- Your instructions
Your answer should consist of each line below that contains the string "kind".

- Listed records
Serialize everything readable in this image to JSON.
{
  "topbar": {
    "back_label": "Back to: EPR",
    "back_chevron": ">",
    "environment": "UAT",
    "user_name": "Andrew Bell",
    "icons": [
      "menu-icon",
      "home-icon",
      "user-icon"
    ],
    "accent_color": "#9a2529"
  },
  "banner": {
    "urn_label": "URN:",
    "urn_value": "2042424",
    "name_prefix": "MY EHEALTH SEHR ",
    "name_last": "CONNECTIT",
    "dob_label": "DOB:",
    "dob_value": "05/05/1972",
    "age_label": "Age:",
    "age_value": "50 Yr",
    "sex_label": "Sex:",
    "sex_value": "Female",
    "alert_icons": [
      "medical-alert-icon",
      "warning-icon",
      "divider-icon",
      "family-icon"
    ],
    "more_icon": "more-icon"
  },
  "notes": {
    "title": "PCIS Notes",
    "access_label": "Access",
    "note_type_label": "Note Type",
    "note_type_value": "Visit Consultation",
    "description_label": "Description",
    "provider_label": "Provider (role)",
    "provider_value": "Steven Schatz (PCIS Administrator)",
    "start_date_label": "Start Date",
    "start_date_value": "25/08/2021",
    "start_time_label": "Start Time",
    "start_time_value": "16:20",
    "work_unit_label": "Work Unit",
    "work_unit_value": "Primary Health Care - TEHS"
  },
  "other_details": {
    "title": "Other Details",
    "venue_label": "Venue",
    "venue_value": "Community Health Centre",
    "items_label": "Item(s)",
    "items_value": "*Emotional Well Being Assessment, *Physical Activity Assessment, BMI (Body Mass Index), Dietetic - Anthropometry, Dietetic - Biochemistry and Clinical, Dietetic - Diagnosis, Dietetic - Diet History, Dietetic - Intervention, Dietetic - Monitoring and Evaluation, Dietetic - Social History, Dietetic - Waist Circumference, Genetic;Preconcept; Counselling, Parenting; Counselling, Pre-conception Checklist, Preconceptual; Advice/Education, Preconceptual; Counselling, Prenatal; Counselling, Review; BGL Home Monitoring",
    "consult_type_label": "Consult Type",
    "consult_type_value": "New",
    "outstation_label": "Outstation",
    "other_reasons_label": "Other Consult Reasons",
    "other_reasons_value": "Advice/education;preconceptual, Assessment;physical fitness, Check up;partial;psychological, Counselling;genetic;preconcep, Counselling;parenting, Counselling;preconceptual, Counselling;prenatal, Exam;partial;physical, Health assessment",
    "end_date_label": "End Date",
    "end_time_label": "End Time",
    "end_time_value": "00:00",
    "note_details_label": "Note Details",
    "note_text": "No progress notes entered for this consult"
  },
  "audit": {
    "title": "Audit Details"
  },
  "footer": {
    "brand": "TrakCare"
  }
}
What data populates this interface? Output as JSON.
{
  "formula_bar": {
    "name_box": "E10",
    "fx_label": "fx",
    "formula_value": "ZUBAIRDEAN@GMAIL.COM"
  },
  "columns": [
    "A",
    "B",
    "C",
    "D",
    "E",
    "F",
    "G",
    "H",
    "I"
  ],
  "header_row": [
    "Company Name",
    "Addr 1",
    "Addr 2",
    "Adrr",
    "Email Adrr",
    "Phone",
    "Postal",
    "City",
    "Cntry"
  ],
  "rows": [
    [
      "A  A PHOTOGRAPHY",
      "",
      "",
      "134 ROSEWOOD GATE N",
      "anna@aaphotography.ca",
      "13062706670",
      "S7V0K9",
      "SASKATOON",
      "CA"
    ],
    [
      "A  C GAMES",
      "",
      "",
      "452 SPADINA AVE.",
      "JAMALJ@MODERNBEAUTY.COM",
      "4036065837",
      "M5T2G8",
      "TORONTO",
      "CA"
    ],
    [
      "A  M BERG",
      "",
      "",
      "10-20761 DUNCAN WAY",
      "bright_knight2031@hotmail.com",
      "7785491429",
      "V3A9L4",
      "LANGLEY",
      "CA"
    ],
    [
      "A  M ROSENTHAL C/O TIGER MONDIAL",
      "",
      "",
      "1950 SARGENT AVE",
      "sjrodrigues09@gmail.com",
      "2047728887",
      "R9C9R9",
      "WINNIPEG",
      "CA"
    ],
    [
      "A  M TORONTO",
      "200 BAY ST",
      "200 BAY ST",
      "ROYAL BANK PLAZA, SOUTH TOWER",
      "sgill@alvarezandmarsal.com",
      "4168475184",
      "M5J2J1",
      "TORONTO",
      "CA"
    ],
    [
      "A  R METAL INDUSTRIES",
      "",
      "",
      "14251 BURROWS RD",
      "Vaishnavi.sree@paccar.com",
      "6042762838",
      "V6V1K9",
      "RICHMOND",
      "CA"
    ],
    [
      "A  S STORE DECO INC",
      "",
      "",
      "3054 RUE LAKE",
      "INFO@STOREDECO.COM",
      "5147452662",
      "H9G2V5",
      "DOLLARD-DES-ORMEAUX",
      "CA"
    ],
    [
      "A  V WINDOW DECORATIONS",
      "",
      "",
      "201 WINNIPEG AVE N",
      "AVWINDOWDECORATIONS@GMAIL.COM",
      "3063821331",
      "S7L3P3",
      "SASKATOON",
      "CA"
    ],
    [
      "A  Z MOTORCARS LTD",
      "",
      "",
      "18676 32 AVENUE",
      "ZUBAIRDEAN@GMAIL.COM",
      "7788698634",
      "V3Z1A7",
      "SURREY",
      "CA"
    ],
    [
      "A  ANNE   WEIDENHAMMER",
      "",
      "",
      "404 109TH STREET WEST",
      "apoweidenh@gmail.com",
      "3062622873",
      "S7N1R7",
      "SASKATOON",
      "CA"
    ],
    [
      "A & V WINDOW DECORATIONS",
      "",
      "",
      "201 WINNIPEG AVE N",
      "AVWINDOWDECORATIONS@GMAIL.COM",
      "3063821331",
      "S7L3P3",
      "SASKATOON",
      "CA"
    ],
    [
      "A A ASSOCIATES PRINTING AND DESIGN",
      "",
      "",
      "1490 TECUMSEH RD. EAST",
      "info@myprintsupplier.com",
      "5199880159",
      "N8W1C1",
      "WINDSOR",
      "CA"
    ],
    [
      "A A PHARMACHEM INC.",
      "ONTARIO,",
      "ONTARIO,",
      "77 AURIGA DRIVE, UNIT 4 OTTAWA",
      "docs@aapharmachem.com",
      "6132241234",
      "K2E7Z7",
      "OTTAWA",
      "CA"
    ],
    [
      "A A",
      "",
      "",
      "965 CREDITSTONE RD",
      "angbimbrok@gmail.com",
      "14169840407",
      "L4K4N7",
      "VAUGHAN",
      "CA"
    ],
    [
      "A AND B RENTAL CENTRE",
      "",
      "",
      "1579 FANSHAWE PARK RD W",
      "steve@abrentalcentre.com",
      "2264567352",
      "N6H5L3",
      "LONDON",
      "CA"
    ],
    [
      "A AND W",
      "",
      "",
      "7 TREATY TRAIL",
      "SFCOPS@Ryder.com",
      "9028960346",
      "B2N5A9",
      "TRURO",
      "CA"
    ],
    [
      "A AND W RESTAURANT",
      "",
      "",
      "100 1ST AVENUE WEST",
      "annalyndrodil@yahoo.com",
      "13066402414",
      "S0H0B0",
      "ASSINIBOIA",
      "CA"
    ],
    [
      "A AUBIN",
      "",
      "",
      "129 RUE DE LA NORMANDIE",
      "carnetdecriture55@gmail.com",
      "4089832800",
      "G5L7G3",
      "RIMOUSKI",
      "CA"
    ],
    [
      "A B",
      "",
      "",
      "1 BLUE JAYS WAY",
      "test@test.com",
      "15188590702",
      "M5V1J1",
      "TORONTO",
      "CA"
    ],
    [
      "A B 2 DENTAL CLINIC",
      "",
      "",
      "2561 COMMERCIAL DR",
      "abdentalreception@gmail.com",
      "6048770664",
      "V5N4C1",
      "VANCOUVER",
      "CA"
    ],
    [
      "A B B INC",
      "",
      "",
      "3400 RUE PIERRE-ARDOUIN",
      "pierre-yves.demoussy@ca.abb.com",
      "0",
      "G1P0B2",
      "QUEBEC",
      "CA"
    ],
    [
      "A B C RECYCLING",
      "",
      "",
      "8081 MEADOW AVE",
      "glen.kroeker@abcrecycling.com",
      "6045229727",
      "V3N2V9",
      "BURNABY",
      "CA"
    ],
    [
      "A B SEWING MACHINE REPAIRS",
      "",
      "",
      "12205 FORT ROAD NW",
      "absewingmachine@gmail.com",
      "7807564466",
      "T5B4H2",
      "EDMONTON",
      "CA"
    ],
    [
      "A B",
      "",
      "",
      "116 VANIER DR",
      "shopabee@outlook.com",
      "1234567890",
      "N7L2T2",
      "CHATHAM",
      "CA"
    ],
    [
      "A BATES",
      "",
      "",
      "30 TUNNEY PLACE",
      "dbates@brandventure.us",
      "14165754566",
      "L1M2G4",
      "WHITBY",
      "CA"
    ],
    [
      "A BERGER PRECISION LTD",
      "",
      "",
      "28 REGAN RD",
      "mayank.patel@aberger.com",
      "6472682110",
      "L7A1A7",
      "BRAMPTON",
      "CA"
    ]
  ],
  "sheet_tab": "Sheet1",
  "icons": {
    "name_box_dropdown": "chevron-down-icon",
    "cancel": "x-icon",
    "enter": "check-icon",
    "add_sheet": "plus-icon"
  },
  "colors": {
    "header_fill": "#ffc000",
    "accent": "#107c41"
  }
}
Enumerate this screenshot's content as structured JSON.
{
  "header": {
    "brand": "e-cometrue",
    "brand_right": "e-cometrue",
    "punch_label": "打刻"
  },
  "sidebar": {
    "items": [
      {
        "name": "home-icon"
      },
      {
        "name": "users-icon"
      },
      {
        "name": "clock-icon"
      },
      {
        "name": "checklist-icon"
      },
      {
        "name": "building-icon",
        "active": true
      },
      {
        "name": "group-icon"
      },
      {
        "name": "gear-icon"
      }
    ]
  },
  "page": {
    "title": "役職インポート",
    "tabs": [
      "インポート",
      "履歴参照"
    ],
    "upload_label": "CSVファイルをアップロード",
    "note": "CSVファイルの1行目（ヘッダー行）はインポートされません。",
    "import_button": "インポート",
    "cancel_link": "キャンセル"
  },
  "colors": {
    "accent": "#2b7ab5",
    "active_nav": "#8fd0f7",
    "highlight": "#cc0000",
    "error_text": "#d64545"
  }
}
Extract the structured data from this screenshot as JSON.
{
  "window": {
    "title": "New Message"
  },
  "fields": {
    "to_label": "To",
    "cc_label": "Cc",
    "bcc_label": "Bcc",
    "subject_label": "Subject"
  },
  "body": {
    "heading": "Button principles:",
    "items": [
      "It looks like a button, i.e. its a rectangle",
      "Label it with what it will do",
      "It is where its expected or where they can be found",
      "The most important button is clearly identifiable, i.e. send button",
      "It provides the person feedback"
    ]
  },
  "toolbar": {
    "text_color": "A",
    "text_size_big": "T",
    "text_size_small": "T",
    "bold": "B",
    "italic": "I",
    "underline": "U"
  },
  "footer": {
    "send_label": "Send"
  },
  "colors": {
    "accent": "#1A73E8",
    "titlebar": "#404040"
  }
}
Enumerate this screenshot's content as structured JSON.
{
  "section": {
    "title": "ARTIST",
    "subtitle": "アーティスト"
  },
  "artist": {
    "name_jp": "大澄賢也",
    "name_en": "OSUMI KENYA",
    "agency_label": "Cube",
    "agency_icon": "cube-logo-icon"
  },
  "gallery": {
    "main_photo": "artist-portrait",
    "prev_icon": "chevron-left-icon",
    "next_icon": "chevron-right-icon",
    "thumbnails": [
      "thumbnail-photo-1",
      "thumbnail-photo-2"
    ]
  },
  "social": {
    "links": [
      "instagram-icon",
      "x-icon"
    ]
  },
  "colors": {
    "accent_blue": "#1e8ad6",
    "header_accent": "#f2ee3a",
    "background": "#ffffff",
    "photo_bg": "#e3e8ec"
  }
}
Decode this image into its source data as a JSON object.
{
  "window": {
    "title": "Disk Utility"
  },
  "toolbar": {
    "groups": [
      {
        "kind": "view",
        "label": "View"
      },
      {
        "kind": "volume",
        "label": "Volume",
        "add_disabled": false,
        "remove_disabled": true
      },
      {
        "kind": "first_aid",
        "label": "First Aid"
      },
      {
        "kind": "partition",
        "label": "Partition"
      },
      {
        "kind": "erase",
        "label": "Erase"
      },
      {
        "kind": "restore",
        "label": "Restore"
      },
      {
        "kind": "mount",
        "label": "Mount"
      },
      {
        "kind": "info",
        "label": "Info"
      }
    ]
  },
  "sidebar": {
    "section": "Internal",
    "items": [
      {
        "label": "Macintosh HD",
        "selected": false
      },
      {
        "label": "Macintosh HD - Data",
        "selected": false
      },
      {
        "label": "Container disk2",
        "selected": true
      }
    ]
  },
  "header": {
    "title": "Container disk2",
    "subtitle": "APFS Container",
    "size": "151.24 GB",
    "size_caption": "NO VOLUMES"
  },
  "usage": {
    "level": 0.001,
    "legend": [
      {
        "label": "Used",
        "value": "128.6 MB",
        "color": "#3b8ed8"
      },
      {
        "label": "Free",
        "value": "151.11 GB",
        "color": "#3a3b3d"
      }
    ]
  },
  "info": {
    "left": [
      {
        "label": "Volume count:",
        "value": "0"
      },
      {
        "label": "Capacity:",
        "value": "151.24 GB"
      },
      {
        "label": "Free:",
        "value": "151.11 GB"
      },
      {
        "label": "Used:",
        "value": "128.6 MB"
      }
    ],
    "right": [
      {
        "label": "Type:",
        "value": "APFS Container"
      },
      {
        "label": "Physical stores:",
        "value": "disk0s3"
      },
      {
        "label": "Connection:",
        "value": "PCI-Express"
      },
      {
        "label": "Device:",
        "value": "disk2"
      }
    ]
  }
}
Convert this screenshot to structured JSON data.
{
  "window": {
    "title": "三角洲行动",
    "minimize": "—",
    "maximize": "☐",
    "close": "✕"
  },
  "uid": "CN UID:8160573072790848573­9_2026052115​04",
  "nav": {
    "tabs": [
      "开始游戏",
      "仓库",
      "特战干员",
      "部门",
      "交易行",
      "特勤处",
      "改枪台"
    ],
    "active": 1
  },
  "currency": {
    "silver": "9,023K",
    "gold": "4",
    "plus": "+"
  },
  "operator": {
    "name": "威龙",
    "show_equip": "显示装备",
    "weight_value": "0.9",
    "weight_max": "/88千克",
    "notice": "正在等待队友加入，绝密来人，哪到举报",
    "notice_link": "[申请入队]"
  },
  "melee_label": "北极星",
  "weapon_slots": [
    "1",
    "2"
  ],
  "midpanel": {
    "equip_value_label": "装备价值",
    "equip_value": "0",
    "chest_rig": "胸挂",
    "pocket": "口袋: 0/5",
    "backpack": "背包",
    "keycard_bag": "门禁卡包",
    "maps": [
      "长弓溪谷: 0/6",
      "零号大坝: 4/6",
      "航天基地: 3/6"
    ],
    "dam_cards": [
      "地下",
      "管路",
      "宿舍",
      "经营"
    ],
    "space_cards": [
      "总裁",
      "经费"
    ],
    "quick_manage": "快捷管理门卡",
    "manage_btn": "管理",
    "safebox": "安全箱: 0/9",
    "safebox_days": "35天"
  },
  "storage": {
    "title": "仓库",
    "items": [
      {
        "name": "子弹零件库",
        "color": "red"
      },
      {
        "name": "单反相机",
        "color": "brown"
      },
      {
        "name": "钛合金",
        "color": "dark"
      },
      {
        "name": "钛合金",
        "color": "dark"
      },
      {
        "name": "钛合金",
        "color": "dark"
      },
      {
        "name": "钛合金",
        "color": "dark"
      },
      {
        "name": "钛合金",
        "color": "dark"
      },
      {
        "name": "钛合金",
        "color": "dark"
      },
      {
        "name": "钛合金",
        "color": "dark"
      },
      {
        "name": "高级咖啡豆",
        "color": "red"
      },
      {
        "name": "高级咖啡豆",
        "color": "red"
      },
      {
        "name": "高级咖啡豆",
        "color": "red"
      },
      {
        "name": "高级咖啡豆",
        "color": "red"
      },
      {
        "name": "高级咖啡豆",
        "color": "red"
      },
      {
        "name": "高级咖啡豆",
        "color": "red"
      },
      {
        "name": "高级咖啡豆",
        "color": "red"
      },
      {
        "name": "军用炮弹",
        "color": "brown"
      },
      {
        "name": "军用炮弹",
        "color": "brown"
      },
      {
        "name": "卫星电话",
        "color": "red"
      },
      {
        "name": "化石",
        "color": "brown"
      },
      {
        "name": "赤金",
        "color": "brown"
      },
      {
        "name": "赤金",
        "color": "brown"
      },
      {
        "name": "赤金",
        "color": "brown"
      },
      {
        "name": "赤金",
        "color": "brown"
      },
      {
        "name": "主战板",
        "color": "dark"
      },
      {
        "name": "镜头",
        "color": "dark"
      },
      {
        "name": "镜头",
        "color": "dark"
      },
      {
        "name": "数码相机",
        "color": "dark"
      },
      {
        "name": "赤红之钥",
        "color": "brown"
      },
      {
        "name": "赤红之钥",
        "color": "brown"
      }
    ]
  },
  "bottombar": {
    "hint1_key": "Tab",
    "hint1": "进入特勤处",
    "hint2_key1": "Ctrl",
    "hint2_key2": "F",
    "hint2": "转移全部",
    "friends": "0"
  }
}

- Exercise response
        "kind": "view",
        "kind": "volume",
        "kind": "first_aid",
        "kind": "partition",
        "kind": "erase",
        "kind": "restore",
        "kind": "mount",
        "kind": "info",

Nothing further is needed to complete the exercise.